Anyone who speaks Dutch can’t fail to notice that it contains quite a few words that have been ‘borrowed’ from English. And if you work for a commercial organisation in the Netherlands, the influence of English can be extreme. Business terms like Management Team, Human Resources, Account Manager, marketing… the list goes on. All these words have been ‘borrowed’ from English into Dutch. Why? Dutch has lots of perfectly good words for these and other concepts, surely? Why not just use the Dutch words?
Word borrowing is a common feature in situations of language contact. When people speaking different languages come into contact with each other, words from one language tend to ‘cross over’ into the other. The direction of flow, and the kinds of words that get borrowed, can say a lot about society. Prestige languages – languages which people consider it advantageous to know – tend to donate the most words. And words get borrowed earlier in areas of society where contact is most intense, or where there’s money and power involved.
These factors come together in the business world, where contact with English-speaking companies is intense, and people feel they need to speak English if they want to get ahead, make deals, earn money… The Netherlands is a trading nation, its success depends on profitable commercial relationships – so it’s only natural that it should show the highest level of borrowed words.

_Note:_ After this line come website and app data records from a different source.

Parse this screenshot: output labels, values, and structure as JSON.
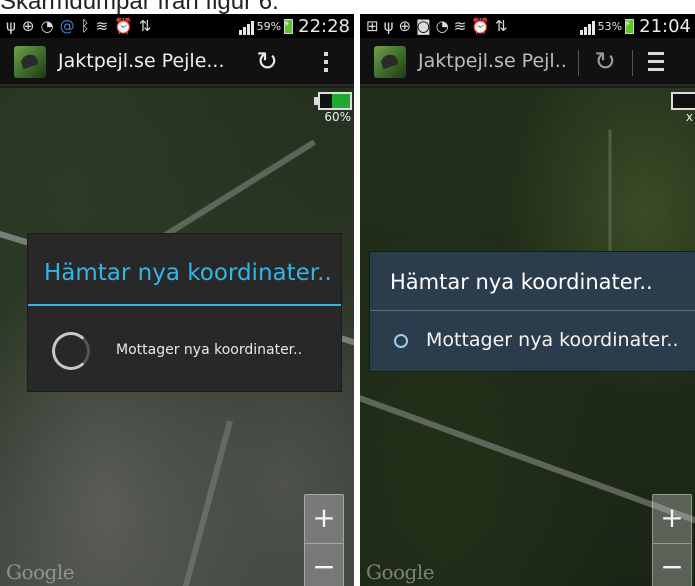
{
  "screens": [
    {
      "status_bar": {
        "icons": [
          "usb-icon",
          "gps-icon",
          "wifi-icon",
          "at-icon",
          "bluetooth-icon",
          "vibrate-icon",
          "alarm-icon",
          "data-transfer-icon"
        ],
        "battery_percent": "59%",
        "time": "22:28"
      },
      "action_bar": {
        "title": "Jaktpejl.se Pejle...",
        "refresh_icon": "refresh-icon",
        "overflow_icon": "overflow-menu-icon"
      },
      "map": {
        "battery_widget_percent": "60%",
        "battery_widget_level": 0.6,
        "google_watermark": "Google",
        "zoom_in": "+",
        "zoom_out": "−"
      },
      "dialog": {
        "title": "Hämtar nya koordinater..",
        "message": "Mottager nya koordinater..",
        "title_color": "#33b5e5"
      }
    },
    {
      "status_bar": {
        "icons": [
          "plus-icon",
          "usb-icon",
          "gps-icon",
          "camera-icon",
          "wifi-icon",
          "vibrate-icon",
          "alarm-icon",
          "data-transfer-icon"
        ],
        "battery_percent": "53%",
        "time": "21:04"
      },
      "action_bar": {
        "title": "Jaktpejl.se Pejl..",
        "refresh_icon": "refresh-icon",
        "menu_icon": "menu-icon"
      },
      "map": {
        "battery_widget_percent": "x",
        "google_watermark": "Google",
        "zoom_in": "+",
        "zoom_out": "−"
      },
      "dialog": {
        "title": "Hämtar nya koordinater..",
        "message": "Mottager nya koordinater.."
      }
    }
  ],
  "caption_fragment": "Skärmdumpar från figur 6."
}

The trouble with lending things out, though, is you can never be sure that the things you lend will be treated properly… in another post I’ll talk about how borrowed words can change their meaning and take on a new life of their own…
One of the things that keeps coming back in lessons with Dutch speakers, or in texts written by Dutch people, is the problem of the Present Perfect tense. You know, the one in sentences like:
I’ve never been to China.
I’ve lived in the Netherlands for 10 years.
Why is it a problem? Well because Dutch has a tense that looks almost exactly the same as the English one, but which is used in significantly different ways. And when people try to translate their own, perfectly good, Dutch sentences into English, they run into trouble. Like this:
Hij heeft mij gisteren gebeld.
*He has phoned me yesterday. (NO! You should say ‘He phoned me’!)
Zij heeft daar vroeger gewerkt.
*She has worked there before. (NO! That means something quite different in English! You should have said ‘She used to work there’.)
And as if this wasn’t already enough of a headache, there are also sentences where English uses the Present Perfect, where for Dutch ears it would be crazy to use their equivalent. Like this one:
Hij werkt al 2 jaar bij ons.
He’s worked for us for 2 years. (Not: *He’s working for us for 2 years. That means he’s only got a 2-year contract and he’s going to leave when it runs out!)
So when I tell you that I’ve lived here for 10 years, please don’t think that I’m talking about when I lived here in a former life, or that I’m planning to leave. I just mean I came here 10 years ago (and it’s nice enough, so I’m staying!)
How do you keep going when things get tough learning English (or, for that matter, doing anything difficult but worthwhile)? Here are a few tips to help you keep going today:
- Break the job into smaller chunks. 10 minutes of English per day is more effective than an hour once a week.
- Remember your target. What was the reason you started learning English? Keep that in mind as you learn. The new study course, the change of career, the foreign holiday… This will help you to stay motivated.
- Be kind to yourself. Everyone fails from time to time. If you miss a learning target, don’t give up! Just try again today.
Best wishes with your learning!
Sometimes, if you’re Dutch, learning English is easy. Take weather words, for example: wind = wind, zon = sun, regen = rain.
What about ‘storm’? Today is what most people in the Netherlands would call a stormy day – strong winds of more than 100km an hour. And in English too, we call these winds ‘storm-force’.
But there does seem to be a difference. In English, the word storm is usually associated with thunder, lightning and rain, as well as wind. But Dutch has a separate word for that: ‘onweer’, so in the Netherlands a ‘storm’ usually refers only to wind.
Don’t get blown over today!